A restaurant pavilion structure could have been built at Euclid and West Pine and the round tower could have been high end residential. And despite the name of this thread, there's still plenty of parking lots in the CWE to build on.
I pretty much agree with goat's comment...
goat314 wrote:
Tue May 30, 2017 10:40 pm
^ CWE is definitely dense by St. Louis standards, but it's average urban density for many large coastal cities. So I would say the CWE can get more dense and will definitely get more dense. There is still a significant amount of vacant lots in the CWE and throughout the central corridor.
We can easily reach 20,000 people in CWE (from the 14,400 in 2010 Census and likely another 1,000+ added since) through infill in the neighborhood. I think once we reach a population level closing in on 50,000 between a seamless Downtown-Downtown West-Midtown/Grand Center-CWE corridor we'll have reached a solid density for the area that will make one feel they really are in a thriving urban environment. That's roughly 10,000 people per sq. mile and will require a lot of infill work to accomplish, especially between 14th Street and Grand. But the land is there for sure.
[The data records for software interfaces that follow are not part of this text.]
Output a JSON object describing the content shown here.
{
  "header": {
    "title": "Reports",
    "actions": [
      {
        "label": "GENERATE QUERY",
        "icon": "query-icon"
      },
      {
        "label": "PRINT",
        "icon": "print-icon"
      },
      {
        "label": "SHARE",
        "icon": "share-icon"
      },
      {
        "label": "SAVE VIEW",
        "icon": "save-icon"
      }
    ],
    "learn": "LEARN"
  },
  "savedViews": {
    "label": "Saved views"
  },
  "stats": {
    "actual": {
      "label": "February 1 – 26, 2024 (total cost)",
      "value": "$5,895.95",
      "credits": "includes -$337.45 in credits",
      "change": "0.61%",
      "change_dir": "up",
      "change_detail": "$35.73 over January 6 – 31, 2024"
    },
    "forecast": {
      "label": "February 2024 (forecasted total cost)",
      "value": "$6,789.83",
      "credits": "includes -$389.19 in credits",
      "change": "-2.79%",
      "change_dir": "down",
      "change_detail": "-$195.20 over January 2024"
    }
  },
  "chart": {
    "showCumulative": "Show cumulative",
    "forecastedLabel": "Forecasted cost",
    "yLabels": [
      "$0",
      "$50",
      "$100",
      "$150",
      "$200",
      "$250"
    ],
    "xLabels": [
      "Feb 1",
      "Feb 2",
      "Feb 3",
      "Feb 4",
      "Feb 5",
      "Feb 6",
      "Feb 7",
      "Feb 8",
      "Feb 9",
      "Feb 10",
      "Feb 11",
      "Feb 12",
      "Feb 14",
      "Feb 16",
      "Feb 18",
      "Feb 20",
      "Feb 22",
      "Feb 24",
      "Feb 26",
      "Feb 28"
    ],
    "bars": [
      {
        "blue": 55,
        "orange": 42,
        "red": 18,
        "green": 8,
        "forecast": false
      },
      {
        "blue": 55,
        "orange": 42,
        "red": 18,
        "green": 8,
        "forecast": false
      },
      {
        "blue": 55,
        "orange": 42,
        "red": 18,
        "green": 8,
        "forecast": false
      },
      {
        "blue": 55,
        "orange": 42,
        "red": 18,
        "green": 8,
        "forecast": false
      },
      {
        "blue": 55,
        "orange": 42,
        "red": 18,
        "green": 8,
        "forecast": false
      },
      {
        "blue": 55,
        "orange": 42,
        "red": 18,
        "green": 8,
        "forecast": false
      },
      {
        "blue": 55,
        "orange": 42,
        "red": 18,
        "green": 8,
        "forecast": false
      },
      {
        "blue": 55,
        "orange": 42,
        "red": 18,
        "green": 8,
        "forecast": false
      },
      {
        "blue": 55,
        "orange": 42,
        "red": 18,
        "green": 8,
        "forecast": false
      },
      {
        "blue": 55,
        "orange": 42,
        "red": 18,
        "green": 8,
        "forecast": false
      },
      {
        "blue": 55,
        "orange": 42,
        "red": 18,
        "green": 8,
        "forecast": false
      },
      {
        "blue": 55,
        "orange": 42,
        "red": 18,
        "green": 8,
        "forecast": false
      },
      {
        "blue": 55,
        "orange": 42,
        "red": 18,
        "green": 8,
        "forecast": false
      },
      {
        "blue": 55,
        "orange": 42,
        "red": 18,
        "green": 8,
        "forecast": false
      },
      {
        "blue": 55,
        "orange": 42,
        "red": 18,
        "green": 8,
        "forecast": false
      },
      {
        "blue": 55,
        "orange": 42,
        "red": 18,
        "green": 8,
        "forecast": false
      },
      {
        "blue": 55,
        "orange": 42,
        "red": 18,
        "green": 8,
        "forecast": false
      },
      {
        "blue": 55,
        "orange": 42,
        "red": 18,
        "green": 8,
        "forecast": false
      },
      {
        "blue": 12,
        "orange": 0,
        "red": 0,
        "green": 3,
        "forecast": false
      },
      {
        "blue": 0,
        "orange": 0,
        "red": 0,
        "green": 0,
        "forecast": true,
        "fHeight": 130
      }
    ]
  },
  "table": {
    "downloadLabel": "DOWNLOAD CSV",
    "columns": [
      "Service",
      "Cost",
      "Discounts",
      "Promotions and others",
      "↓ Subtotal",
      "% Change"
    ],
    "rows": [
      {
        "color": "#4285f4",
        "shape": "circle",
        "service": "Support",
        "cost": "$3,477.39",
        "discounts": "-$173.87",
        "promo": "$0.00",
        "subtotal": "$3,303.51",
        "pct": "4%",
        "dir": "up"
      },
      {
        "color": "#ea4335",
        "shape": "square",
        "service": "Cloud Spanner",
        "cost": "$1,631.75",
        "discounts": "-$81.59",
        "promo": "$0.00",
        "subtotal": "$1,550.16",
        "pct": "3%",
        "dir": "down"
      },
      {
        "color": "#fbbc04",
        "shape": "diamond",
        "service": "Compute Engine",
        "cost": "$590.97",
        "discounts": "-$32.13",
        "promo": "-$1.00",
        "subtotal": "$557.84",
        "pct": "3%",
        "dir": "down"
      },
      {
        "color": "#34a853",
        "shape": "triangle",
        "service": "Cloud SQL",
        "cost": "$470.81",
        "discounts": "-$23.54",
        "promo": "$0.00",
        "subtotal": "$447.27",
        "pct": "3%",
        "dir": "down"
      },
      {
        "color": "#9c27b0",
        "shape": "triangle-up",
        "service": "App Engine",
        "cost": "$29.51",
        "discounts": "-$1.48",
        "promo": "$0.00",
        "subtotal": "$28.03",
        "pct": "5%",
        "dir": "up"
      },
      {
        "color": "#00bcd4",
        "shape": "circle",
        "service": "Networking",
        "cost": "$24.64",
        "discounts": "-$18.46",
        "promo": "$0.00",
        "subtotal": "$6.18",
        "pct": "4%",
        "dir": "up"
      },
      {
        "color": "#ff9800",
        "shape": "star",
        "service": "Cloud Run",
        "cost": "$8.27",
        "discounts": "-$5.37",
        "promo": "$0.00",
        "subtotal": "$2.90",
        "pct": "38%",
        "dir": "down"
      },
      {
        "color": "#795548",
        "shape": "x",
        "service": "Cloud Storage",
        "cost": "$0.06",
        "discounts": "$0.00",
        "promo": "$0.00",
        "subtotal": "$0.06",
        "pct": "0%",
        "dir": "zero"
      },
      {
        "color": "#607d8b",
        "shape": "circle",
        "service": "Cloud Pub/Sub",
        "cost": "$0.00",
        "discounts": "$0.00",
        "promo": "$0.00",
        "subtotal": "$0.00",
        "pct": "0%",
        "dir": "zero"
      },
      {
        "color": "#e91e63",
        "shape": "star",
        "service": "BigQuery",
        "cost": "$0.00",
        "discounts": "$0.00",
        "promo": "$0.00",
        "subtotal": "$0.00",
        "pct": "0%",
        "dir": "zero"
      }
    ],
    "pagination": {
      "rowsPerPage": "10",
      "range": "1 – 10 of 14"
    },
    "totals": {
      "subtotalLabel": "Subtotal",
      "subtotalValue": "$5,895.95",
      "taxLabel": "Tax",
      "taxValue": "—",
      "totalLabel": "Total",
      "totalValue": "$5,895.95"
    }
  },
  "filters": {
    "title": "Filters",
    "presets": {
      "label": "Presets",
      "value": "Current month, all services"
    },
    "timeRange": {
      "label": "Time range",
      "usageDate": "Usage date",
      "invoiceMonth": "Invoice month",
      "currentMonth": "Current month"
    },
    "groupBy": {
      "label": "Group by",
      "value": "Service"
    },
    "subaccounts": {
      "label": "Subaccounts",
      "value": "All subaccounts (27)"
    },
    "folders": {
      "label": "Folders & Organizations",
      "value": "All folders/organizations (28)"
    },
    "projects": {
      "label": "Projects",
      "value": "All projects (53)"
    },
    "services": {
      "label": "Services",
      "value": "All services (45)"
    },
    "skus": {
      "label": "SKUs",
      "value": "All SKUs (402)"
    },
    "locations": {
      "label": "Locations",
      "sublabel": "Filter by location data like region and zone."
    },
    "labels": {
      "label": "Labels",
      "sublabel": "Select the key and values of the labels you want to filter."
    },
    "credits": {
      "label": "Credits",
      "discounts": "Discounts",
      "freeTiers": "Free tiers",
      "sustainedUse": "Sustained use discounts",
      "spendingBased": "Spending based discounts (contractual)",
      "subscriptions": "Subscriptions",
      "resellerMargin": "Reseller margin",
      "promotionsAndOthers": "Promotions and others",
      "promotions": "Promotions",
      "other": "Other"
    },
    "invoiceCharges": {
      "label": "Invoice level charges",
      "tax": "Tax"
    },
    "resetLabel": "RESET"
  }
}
STLrainbow wrote:
Wed Apr 04, 2018 11:51 am
I think once we reach a population level closing in on 50,000 between a seamless Downtown-Downtown West-Midtown/Grand Center-CWE corridor we'll have reached a solid density for the area that will make one feel they really are in a thriving urban environment.
Restore the street grid, enhance bus service, build a single dedicated bicycle highway from downtown to CWE. If the Chouteau Greenway feeds into the CWE south of Forest Park Ave, it'll be great for Barnes employees living downtown but it won't help residents living north of Forest Park Ave get to downtown. Sorry for getting off topic here but this would be my ideal CWE to Downtown greenway trail. And yes, going through Wells Fargo like that would actually be possible. (also, I did this in photoshop 3 years ago so the Google Earth image is very outdated) ImageScreen Shot 2018-04-04 at 1.02.21 PM by Alex Price, on Flickr